The study commission consists of 34 members: It has 17 members of parliament and the same number of external experts, appointed by the political groups according to the majority.
“Industrialized countries such as Germany often try to solve structural problems with an increase in economic growth, which is ultimately just a myth as is the belief that public policy could in the long term produce significantly higher economic growth,” said Jänicke. These futile efforts also have a heavy price, such as useless subsidies, the relinquishment of public and private income, or the failure to pass measures to preserve natural resources. Jänicke continued, “Rather than attempting to solve structural challenges such as employment, debt reduction, and social protection with growth policies, it is time to start solving them by dealing with their causes.”
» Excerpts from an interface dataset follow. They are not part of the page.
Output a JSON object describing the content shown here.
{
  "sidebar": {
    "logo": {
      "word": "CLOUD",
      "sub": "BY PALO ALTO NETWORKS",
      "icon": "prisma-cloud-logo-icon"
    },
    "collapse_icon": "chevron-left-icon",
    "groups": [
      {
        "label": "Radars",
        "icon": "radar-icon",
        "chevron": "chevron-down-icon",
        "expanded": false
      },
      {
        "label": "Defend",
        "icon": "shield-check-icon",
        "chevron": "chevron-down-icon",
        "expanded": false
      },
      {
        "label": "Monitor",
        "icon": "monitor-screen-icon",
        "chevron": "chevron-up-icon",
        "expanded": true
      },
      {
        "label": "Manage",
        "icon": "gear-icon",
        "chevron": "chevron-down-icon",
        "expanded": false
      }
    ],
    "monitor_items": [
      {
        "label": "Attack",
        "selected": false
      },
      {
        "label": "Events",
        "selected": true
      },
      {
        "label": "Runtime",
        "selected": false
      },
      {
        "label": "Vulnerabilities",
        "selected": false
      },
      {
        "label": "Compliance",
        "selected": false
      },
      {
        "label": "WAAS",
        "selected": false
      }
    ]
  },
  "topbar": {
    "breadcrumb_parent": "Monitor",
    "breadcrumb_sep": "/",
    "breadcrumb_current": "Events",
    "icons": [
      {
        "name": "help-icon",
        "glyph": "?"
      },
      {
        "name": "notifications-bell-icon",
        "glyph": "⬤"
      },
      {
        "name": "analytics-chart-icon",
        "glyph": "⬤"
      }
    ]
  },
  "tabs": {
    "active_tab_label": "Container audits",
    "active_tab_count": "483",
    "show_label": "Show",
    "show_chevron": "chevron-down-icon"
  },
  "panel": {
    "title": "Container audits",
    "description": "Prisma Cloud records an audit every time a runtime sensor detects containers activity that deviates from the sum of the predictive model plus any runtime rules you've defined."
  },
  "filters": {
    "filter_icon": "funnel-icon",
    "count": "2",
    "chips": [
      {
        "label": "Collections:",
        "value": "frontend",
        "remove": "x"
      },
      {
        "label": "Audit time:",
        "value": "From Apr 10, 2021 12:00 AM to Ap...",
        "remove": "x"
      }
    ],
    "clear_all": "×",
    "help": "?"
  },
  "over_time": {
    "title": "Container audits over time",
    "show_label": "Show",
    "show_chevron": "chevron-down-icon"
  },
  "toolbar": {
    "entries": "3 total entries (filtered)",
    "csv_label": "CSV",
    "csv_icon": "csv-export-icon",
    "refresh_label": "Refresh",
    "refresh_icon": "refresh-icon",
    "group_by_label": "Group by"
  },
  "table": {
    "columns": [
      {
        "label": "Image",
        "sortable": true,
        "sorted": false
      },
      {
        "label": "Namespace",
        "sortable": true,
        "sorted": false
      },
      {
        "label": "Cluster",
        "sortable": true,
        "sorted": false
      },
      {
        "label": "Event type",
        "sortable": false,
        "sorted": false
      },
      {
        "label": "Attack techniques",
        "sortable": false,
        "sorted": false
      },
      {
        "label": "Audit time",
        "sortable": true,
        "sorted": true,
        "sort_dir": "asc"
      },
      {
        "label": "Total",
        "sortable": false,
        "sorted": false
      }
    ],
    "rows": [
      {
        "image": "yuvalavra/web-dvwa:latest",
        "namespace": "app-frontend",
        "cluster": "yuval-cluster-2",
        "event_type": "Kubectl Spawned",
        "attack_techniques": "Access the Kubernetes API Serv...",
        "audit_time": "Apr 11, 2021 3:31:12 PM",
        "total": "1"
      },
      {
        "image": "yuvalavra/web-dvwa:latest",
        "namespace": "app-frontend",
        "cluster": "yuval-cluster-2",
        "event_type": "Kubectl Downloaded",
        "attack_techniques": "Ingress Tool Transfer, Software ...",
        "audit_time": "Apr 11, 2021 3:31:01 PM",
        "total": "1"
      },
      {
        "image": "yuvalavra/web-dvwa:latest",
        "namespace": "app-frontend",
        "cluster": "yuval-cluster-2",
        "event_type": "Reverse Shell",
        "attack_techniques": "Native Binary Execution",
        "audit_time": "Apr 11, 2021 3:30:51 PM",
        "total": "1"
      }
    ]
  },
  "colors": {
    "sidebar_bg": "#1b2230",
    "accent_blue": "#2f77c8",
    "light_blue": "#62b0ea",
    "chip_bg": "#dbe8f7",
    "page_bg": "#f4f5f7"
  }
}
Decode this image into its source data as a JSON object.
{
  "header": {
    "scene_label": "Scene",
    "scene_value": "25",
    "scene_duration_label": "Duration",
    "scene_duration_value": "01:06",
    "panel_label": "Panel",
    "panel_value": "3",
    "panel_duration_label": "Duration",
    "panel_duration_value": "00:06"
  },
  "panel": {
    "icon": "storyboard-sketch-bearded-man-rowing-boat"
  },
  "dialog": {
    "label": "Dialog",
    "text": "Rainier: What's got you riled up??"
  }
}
For more than 30 years, Martin Jänicke has been involved in the area of tension between academics, policy advice, and active political work, for example, as a planning consultant to the German Federal Chancellery and as a member of the Berlin House of Representatives. From 1986 to 2007 he was the director of the Environmental Policy Research Centre (FFU) at Freie Universität Berlin. From 1999 to 2008 Jänicke served on the German federal government’s Advisory Council on the Environment and was the deputy chairperson of this council from 2000 to 2004. Since 2003, he has been a member of the Board of Trustees of the German Federal Environmental Foundation. Internationally Jänicke is active as a policy adviser and has contributed to several publications of the Intergovernmental Panel on Climate Change (IPCC). He has published academic studies in several languages on such topics as government failure, ecological modernization, conditions required for the success of environmental policy, and the green industrial revolution. In 1998 he was awarded the annual prize of the Berlin Conservation Foundation (Stiftung Naturschutz Berlin).